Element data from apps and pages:
====================
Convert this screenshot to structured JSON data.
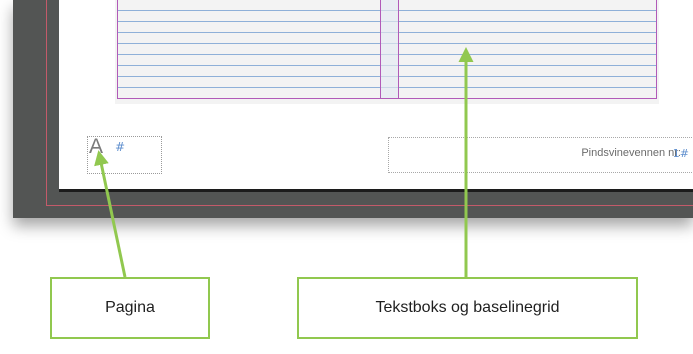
{
  "page_number": {
    "master_prefix": "A",
    "marker": "#"
  },
  "footer": {
    "text": "Pindsvinevennen nr:",
    "marker": "1#"
  },
  "callouts": {
    "pagina": "Pagina",
    "tekstboks": "Tekstboks og baselinegrid"
  },
  "colors": {
    "callout_border": "#91c84f",
    "arrow": "#91c84f",
    "margin_guide": "#b15ab8",
    "baseline_grid": "#8fb0d8",
    "bleed_guide": "#c35a6a",
    "pasteboard": "#535554"
  }
}
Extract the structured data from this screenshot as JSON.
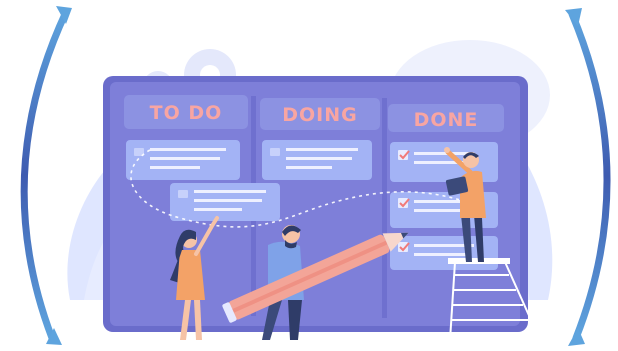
{
  "board": {
    "columns": [
      {
        "title": "TO DO"
      },
      {
        "title": "DOING"
      },
      {
        "title": "DONE"
      }
    ]
  },
  "colors": {
    "board": "#7e7fd9",
    "board_outline": "#6a6ccb",
    "header_text": "#f8a5a2",
    "card": "#a3b3f5",
    "card_line": "#eef0ff",
    "check": "#f07a7a",
    "foliage": "#dfe6ff",
    "gear": "#e4e8fb",
    "pencil": "#f3a598",
    "arc_arrows": "#3f5fb2"
  },
  "icons": [
    "curved-arrow-icon",
    "gear-icon",
    "checkmark-icon",
    "pencil-icon"
  ]
}
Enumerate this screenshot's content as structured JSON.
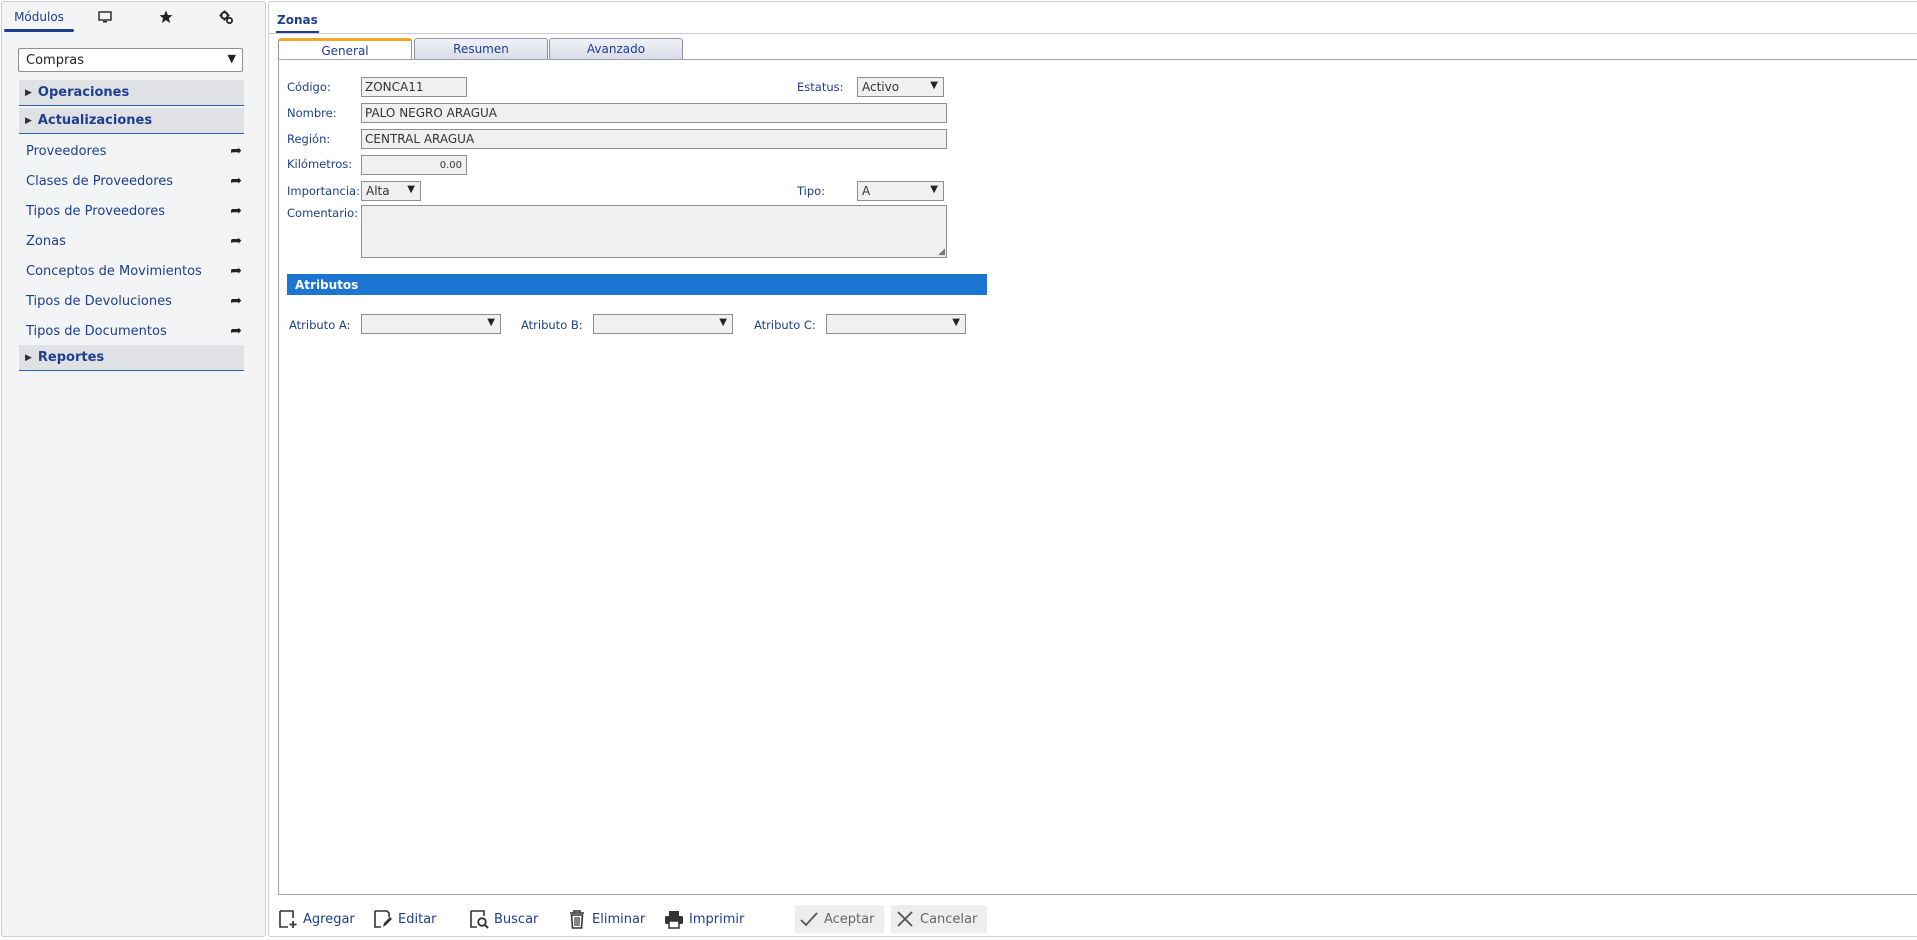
{
  "sidebar": {
    "tabs": [
      {
        "label": "Módulos",
        "active": true
      },
      {
        "icon": "monitor-icon"
      },
      {
        "icon": "star-icon"
      },
      {
        "icon": "gears-icon"
      }
    ],
    "module": "Compras",
    "sections": {
      "operaciones": "Operaciones",
      "actualizaciones": "Actualizaciones",
      "reportes": "Reportes"
    },
    "items": [
      "Proveedores",
      "Clases de Proveedores",
      "Tipos de Proveedores",
      "Zonas",
      "Conceptos de Movimientos",
      "Tipos de Devoluciones",
      "Tipos de Documentos"
    ]
  },
  "page": {
    "tab": "Zonas",
    "form_tabs": [
      "General",
      "Resumen",
      "Avanzado"
    ],
    "active_form_tab": "General"
  },
  "form": {
    "codigo_label": "Código:",
    "codigo": "ZONCA11",
    "estatus_label": "Estatus:",
    "estatus": "Activo",
    "nombre_label": "Nombre:",
    "nombre": "PALO NEGRO ARAGUA",
    "region_label": "Región:",
    "region": "CENTRAL ARAGUA",
    "kilometros_label": "Kilómetros:",
    "kilometros": "0.00",
    "importancia_label": "Importancia:",
    "importancia": "Alta",
    "tipo_label": "Tipo:",
    "tipo": "A",
    "comentario_label": "Comentario:",
    "comentario": ""
  },
  "atributos": {
    "title": "Atributos",
    "a_label": "Atributo A:",
    "b_label": "Atributo B:",
    "c_label": "Atributo C:",
    "a": "",
    "b": "",
    "c": ""
  },
  "toolbar": {
    "agregar": "Agregar",
    "editar": "Editar",
    "buscar": "Buscar",
    "eliminar": "Eliminar",
    "imprimir": "Imprimir",
    "aceptar": "Aceptar",
    "cancelar": "Cancelar"
  },
  "colors": {
    "accent": "#1e3f8f",
    "attr_bar": "#1b75d1",
    "active_tab_top": "#f0a629"
  }
}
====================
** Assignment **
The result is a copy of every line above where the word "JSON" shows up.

** Answer box **
Convert this screenshot to structured JSON data.
Extract the structured data from this screenshot as JSON.
Enumerate this screenshot's content as structured JSON.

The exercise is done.